by Jim O'Kelley Director, Elks National Foundation Zoom--It's like the Brady Bunch , but without Jan. (This is the first in a series of articles about the need for Lodges to be relevant during the pandemic. To find all posts in the series, click here: #StaySafeBeRelevant .) Every crisis seems to have its breakout star. This one has two, so far—Dr. Fauci and Zoom. If you’re not familiar, Zoom is a remote video-conferencing tool with a free basic package. In these days of social distancing and sheltering in place, Zoom is also a godsend. At the O’Kelley household today, we had three concurrent Zoom meetings going on at one point—Meghan, me, and Jane with her Panda Room preschool pals. In our new teleworking reality, the ENF staff has been using Zoom through Microsoft Teams for check-ins, standing meetings and impromptu discussions. These conferences have helped us stay connected and feel like we’re part of a team despite our isolation. A couple of we

See you at the Julebukking

by Jim O'Kelley Director, Elks National Foundation (Earlier this week, I started a series of posts on the need for Lodges to stay relevant during this time of isolation. This is the second post in the series—technically, the series became a series when I posted this. Anyway, read the first post here . To find all posts in the series, click here: #StaySafeBeRelevant .) Humans have a fundamental need to connect. Scientists, psychologists, therapists, they’ll all tell you the same thing. Our culture may celebrate individualism, but we are wired to be around other people. How else can you explain the existence of organizations like the Elks? It’s certainly not the dated titles or the jewels of office that go along with them. It’s not the many meetings that demand so much of our time if we want to rise through the ranks. It’s not even the desire to serve our communities. The Elks have been around for 152 years because people need other people in our lives. Local Lodges s
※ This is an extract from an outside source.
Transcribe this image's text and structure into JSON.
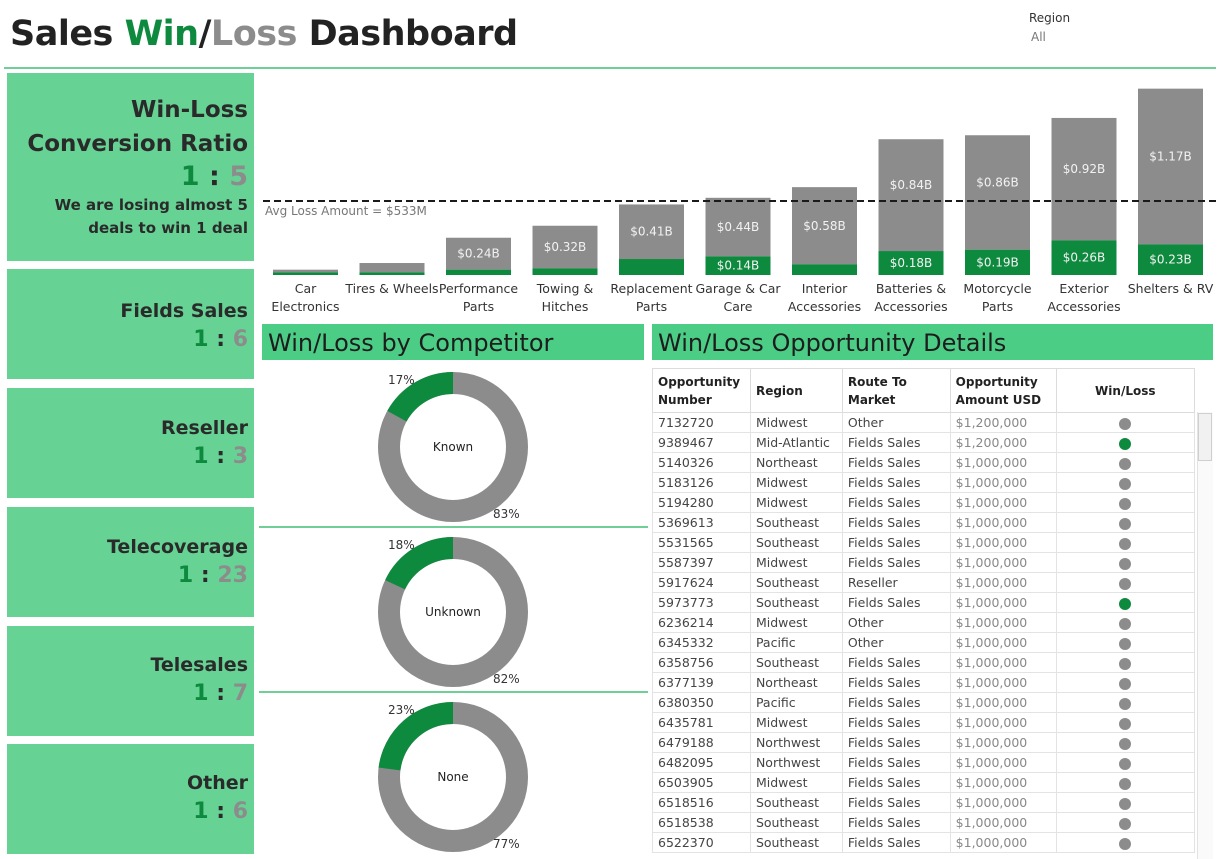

Scary Spooky Scholars

 by Grace Roebuck, Elks Scholar Fellow  Grace at the 2016 MVS Leadership Weekend You know, when I first heard about the Elks Lodge, I just thought it was a restaurant in my town with a really bopping bingo night. Little did I know, bingo nights like those would soon be the reason I attended the college of my dreams debt-free and recently accepted a dream job, even after graduating into a pandemic-ravaged world. While I’ve enjoyed every experience I’ve had with my Elks Family, I have to say my love for the Elks really boils down to the scholars I’ve met and connected with throughout the years. In my new role as the Elks Scholar Fellow, I’m tasked with figuring out how to adapt to our new virtual world, which is sadly devoid of scholar service trips. In their place, thanks to the help of our scholars and the ENF, I’ve started to organize events for our Elks scholars to convene and have fun together. In my favorite event so far, our Spooky Scholar Halloween Party, we had scholars j